Which lines in the records below hold the word "Standard"? Copy each of them.
━━ MATERIALS PROVIDED
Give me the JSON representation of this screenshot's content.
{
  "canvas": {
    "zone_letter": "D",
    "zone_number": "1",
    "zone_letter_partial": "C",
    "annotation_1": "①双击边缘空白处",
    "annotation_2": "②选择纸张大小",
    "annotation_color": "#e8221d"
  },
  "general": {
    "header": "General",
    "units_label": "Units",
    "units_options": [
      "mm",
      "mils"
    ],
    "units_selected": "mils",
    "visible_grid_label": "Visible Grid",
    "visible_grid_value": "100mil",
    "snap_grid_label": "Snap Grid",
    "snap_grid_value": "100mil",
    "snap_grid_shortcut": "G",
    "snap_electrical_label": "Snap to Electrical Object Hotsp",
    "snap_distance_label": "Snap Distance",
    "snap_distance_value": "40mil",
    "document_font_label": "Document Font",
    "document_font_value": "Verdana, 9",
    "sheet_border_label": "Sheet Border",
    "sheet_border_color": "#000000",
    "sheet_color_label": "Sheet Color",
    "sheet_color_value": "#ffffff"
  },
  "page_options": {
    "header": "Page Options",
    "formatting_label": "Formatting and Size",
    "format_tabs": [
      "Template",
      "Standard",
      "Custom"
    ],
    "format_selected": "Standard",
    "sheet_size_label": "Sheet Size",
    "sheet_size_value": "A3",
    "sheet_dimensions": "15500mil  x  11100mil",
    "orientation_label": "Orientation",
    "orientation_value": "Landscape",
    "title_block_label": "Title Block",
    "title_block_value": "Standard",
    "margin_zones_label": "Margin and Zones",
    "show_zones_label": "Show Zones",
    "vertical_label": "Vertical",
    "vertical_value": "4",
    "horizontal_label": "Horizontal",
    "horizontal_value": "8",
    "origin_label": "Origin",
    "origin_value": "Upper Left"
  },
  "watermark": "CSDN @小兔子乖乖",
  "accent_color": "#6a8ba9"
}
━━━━
◆ **RESPONSE BOX**:
      "Standard",
    "format_selected": "Standard",
    "title_block_value": "Standard",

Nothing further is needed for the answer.